Assigned task:
Retyping the records exactly, down to the last line, is the whole job.

Items listed in a dataset
# # #
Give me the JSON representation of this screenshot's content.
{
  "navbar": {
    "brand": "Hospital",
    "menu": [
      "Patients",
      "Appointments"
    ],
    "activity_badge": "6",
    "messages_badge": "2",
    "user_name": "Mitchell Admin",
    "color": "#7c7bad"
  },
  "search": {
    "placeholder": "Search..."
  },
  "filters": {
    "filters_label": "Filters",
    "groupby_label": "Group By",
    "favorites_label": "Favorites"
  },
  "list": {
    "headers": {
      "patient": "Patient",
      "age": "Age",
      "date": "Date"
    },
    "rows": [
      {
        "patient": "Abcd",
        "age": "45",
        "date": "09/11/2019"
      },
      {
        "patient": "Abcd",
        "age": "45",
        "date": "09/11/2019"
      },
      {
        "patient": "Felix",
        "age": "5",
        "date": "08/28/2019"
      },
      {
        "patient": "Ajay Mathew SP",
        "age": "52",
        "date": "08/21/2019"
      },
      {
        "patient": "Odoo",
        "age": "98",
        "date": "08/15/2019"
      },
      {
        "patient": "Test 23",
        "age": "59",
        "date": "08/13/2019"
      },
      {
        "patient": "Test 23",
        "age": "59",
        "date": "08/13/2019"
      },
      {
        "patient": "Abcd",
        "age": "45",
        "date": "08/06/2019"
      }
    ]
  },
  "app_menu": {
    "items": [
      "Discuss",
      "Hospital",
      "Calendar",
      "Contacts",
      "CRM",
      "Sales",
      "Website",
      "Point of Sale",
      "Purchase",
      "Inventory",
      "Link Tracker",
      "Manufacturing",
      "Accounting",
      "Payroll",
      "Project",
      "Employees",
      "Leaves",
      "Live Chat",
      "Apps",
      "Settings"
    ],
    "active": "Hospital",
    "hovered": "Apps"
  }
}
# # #
Answer box:
Give me the JSON representation of this screenshot's content.
{
  "navbar": {
    "brand": "Hospital",
    "menu": [
      "Patients",
      "Appointments"
    ],
    "activity_badge": "6",
    "messages_badge": "2",
    "user_name": "Mitchell Admin",
    "color": "#7c7bad"
  },
  "search": {
    "placeholder": "Search..."
  },
  "filters": {
    "filters_label": "Filters",
    "groupby_label": "Group By",
    "favorites_label": "Favorites"
  },
  "list": {
    "headers": {
      "patient": "Patient",
      "age": "Age",
      "date": "Date"
    },
    "rows": [
      {
        "patient": "Abcd",
        "age": "45",
        "date": "09/11/2019"
      },
      {
        "patient": "Abcd",
        "age": "45",
        "date": "09/11/2019"
      },
      {
        "patient": "Felix",
        "age": "5",
        "date": "08/28/2019"
      },
      {
        "patient": "Ajay Mathew SP",
        "age": "52",
        "date": "08/21/2019"
      },
      {
        "patient": "Odoo",
        "age": "98",
        "date": "08/15/2019"
      },
      {
        "patient": "Test 23",
        "age": "59",
        "date": "08/13/2019"
      },
      {
        "patient": "Test 23",
        "age": "59",
        "date": "08/13/2019"
      },
      {
        "patient": "Abcd",
        "age": "45",
        "date": "08/06/2019"
      }
    ]
  },
  "app_menu": {
    "items": [
      "Discuss",
      "Hospital",
      "Calendar",
      "Contacts",
      "CRM",
      "Sales",
      "Website",
      "Point of Sale",
      "Purchase",
      "Inventory",
      "Link Tracker",
      "Manufacturing",
      "Accounting",
      "Payroll",
      "Project",
      "Employees",
      "Leaves",
      "Live Chat",
      "Apps",
      "Settings"
    ],
    "active": "Hospital",
    "hovered": "Apps"
  }
}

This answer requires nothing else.